• _DATA EXTRACT_:
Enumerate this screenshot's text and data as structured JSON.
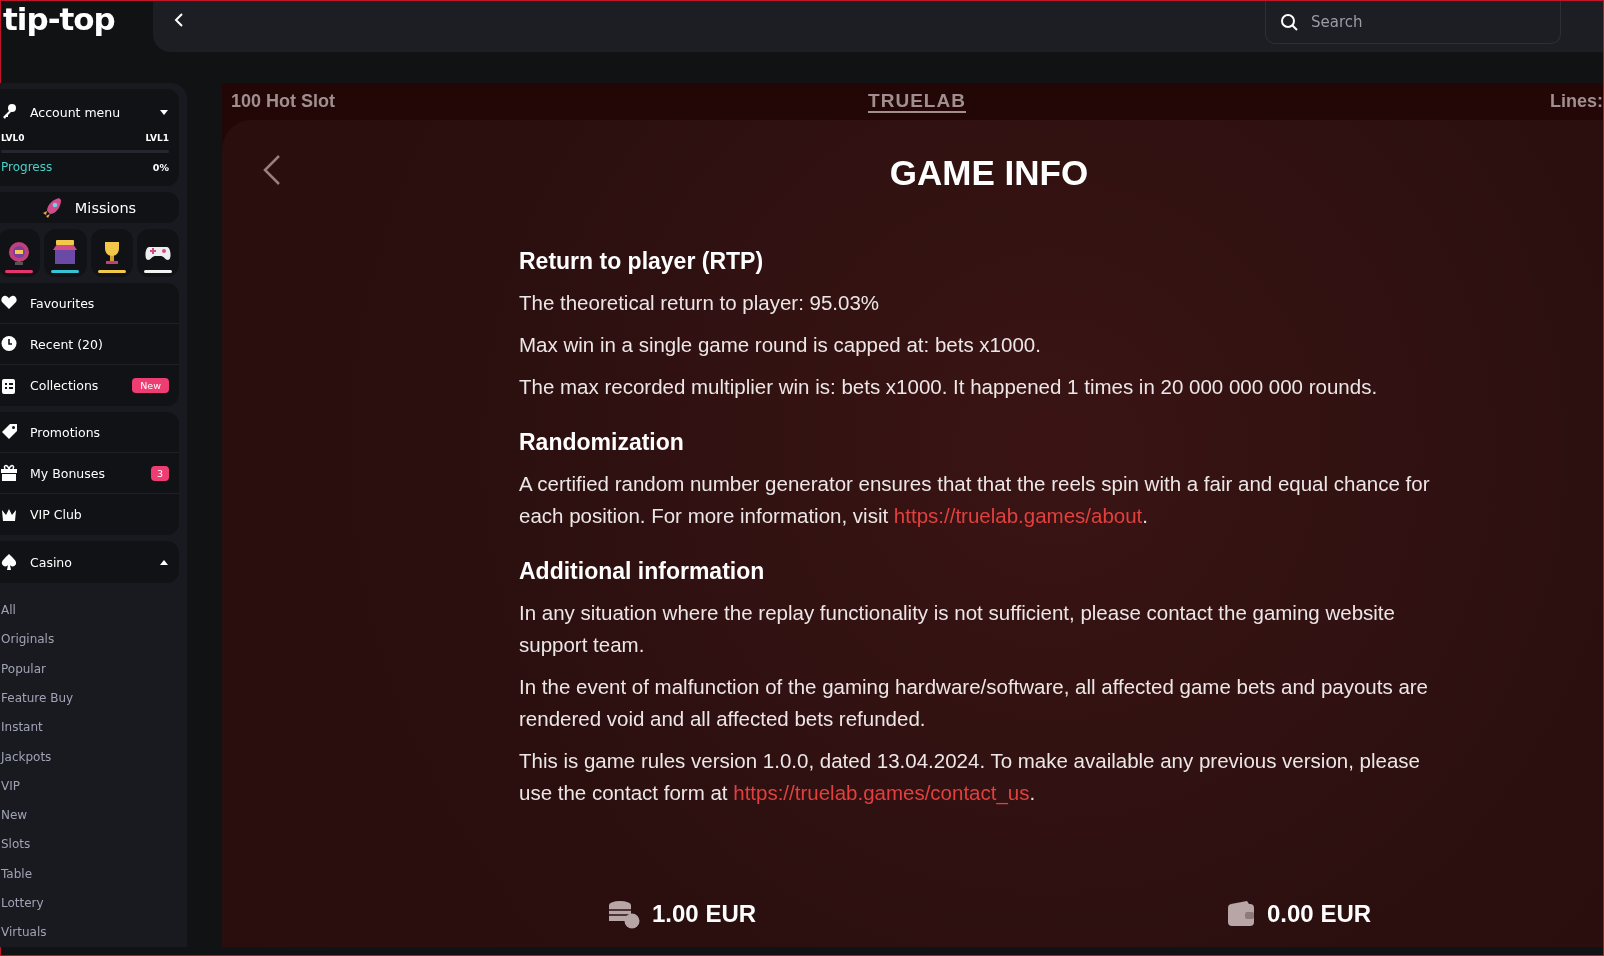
{
  "logo": "tip-top",
  "search": {
    "placeholder": "Search"
  },
  "sidebar": {
    "account": {
      "label": "Account menu",
      "expanded": false,
      "level_from": "LVL0",
      "level_to": "LVL1",
      "progress_label": "Progress",
      "progress_value": "0%",
      "level": 0
    },
    "missions": {
      "label": "Missions"
    },
    "shortcuts": [
      {
        "kind": "wheel",
        "color": "#e8336d"
      },
      {
        "kind": "store",
        "color": "#35c4d6"
      },
      {
        "kind": "trophy",
        "color": "#f2c84b"
      },
      {
        "kind": "gamepad",
        "color": "#f2f2f2"
      }
    ],
    "groups": [
      [
        {
          "kind": "heart",
          "label": "Favourites"
        },
        {
          "kind": "clock",
          "label": "Recent (20)"
        },
        {
          "kind": "clipboard",
          "label": "Collections",
          "badge": "New"
        }
      ],
      [
        {
          "kind": "tag",
          "label": "Promotions"
        },
        {
          "kind": "gift",
          "label": "My Bonuses",
          "badge": "3"
        },
        {
          "kind": "crown",
          "label": "VIP Club"
        }
      ]
    ],
    "casino": {
      "label": "Casino",
      "expanded": true,
      "items": [
        "All",
        "Originals",
        "Popular",
        "Feature Buy",
        "Instant",
        "Jackpots",
        "VIP",
        "New",
        "Slots",
        "Table",
        "Lottery",
        "Virtuals"
      ]
    }
  },
  "game": {
    "title": "100 Hot Slot",
    "provider": "TRUELAB",
    "header_right": "Lines:",
    "heading": "GAME INFO",
    "sections": [
      {
        "title": "Return to player (RTP)",
        "paragraphs": [
          [
            {
              "text": "The theoretical return to player: 95.03%"
            }
          ],
          [
            {
              "text": "Max win in a single game round is capped at: bets x1000."
            }
          ],
          [
            {
              "text": "The max recorded multiplier win is: bets x1000. It happened 1 times in 20 000 000 000 rounds."
            }
          ]
        ]
      },
      {
        "title": "Randomization",
        "paragraphs": [
          [
            {
              "text": "A certified random number generator ensures that that the reels spin with a fair and equal chance for each position. For more information, visit "
            },
            {
              "text": "https://truelab.games/about",
              "kind": "link"
            },
            {
              "text": "."
            }
          ]
        ]
      },
      {
        "title": "Additional information",
        "paragraphs": [
          [
            {
              "text": "In any situation where the replay functionality is not sufficient, please contact the gaming website support team."
            }
          ],
          [
            {
              "text": "In the event of malfunction of the gaming hardware/software, all affected game bets and payouts are rendered void and all affected bets refunded."
            }
          ],
          [
            {
              "text": "This is game rules version 1.0.0, dated 13.04.2024. To make available any previous version, please use the contact form at "
            },
            {
              "text": "https://truelab.games/contact_us",
              "kind": "link"
            },
            {
              "text": "."
            }
          ]
        ]
      }
    ],
    "bet": "1.00 EUR",
    "balance": "0.00 EUR"
  }
}
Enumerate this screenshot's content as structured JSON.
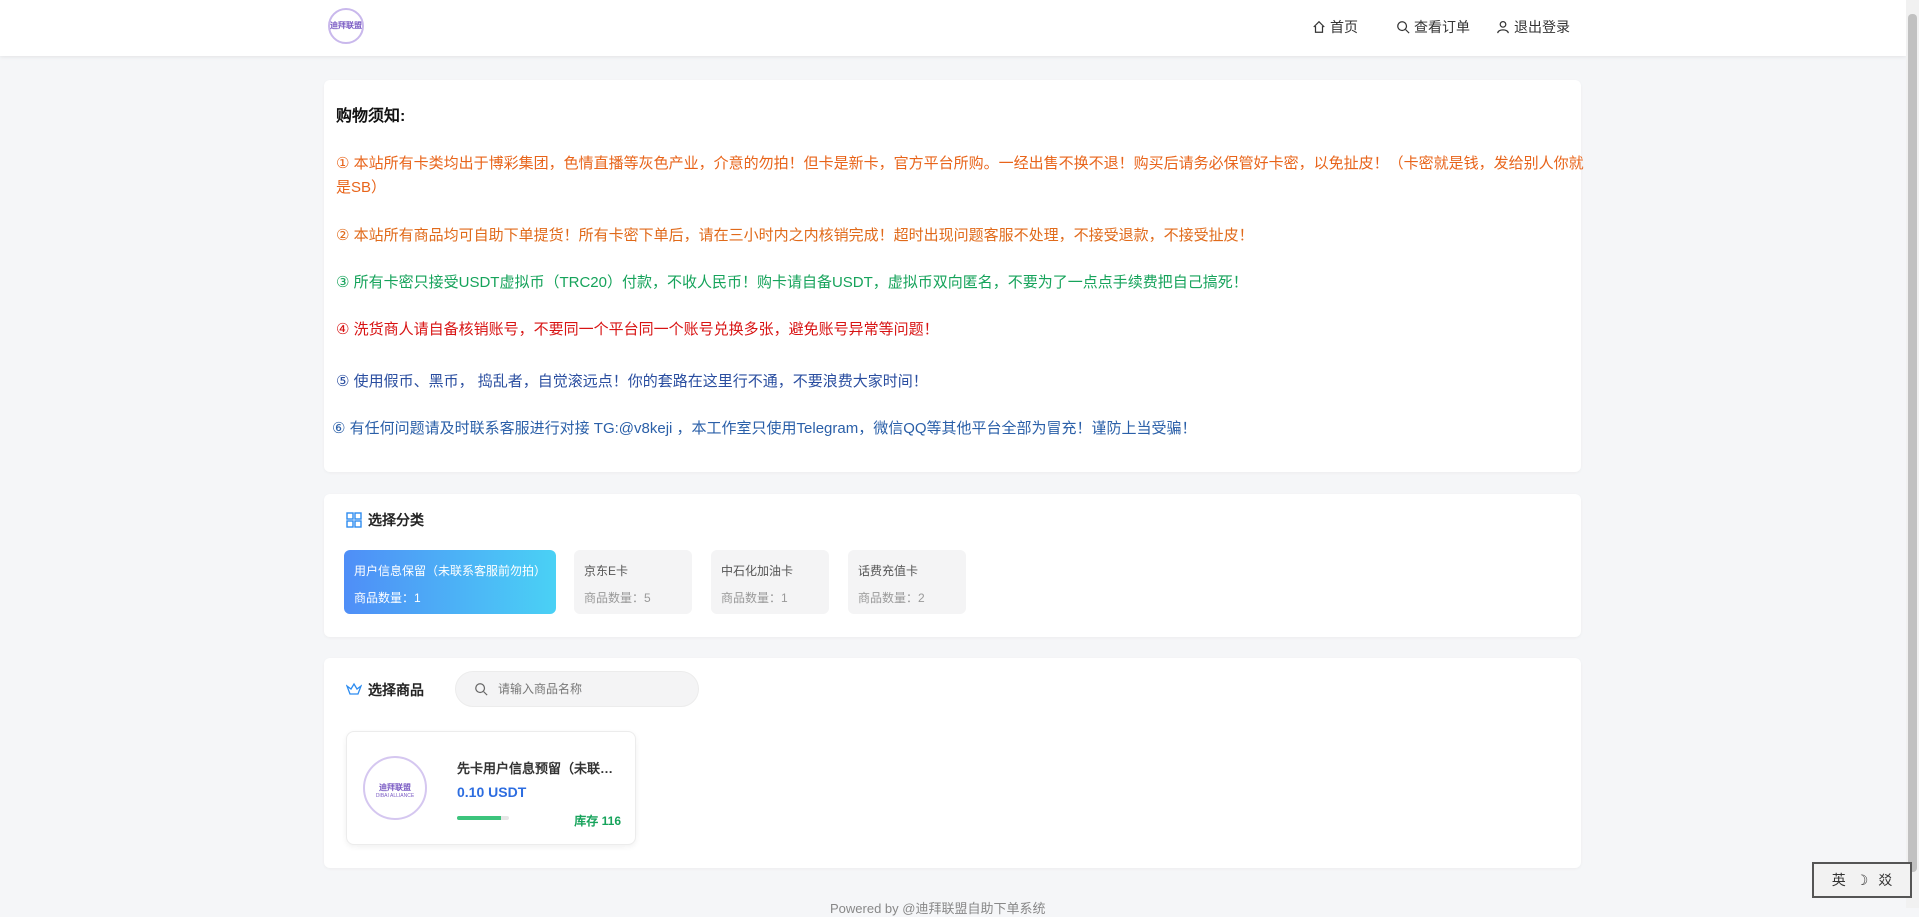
{
  "header": {
    "logo_text": "迪拜联盟",
    "nav": {
      "home": "首页",
      "orders": "查看订单",
      "logout": "退出登录"
    }
  },
  "notice": {
    "title": "购物须知:",
    "lines": [
      "① 本站所有卡类均出于博彩集团，色情直播等灰色产业，介意的勿拍！但卡是新卡，官方平台所购。一经出售不换不退！购买后请务必保管好卡密，以免扯皮！（卡密就是钱，发给别人你就是SB）",
      "② 本站所有商品均可自助下单提货！所有卡密下单后，请在三小时内之内核销完成！超时出现问题客服不处理，不接受退款，不接受扯皮！",
      "③ 所有卡密只接受USDT虚拟币（TRC20）付款，不收人民币！购卡请自备USDT，虚拟币双向匿名，不要为了一点点手续费把自己搞死！",
      "④ 洗货商人请自备核销账号，不要同一个平台同一个账号兑换多张，避免账号异常等问题！",
      "⑤ 使用假币、黑币， 捣乱者，自觉滚远点！你的套路在这里行不通，不要浪费大家时间！",
      "⑥ 有任何问题请及时联系客服进行对接 TG:@v8keji ，本工作室只使用Telegram，微信QQ等其他平台全部为冒充！谨防上当受骗！"
    ]
  },
  "category": {
    "title": "选择分类",
    "items": [
      {
        "name": "用户信息保留（未联系客服前勿拍）",
        "count": "商品数量：1",
        "active": true
      },
      {
        "name": "京东E卡",
        "count": "商品数量：5",
        "active": false
      },
      {
        "name": "中石化加油卡",
        "count": "商品数量：1",
        "active": false
      },
      {
        "name": "话费充值卡",
        "count": "商品数量：2",
        "active": false
      }
    ]
  },
  "goods": {
    "title": "选择商品",
    "search_placeholder": "请输入商品名称",
    "products": [
      {
        "name": "先卡用户信息预留（未联系客服前勿拍）",
        "price": "0.10 USDT",
        "stock": "库存 116",
        "image_text": "迪拜联盟",
        "image_subtext": "DIBAI ALLIANCE",
        "stock_level": 0.85
      }
    ]
  },
  "footer": {
    "text": "Powered by @迪拜联盟自助下单系统"
  },
  "ime": {
    "label": "英",
    "moon": "☽",
    "extra": "㸚"
  },
  "colors": {
    "accent_blue": "#2d6de0",
    "active_gradient_start": "#4f8ef7",
    "active_gradient_end": "#4ad1f5",
    "stock_green": "#16a35b"
  }
}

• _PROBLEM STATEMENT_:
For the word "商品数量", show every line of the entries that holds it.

• _WRITTEN RESPONSE_:
        "count": "商品数量：1",
        "count": "商品数量：5",
        "count": "商品数量：1",
        "count": "商品数量：2",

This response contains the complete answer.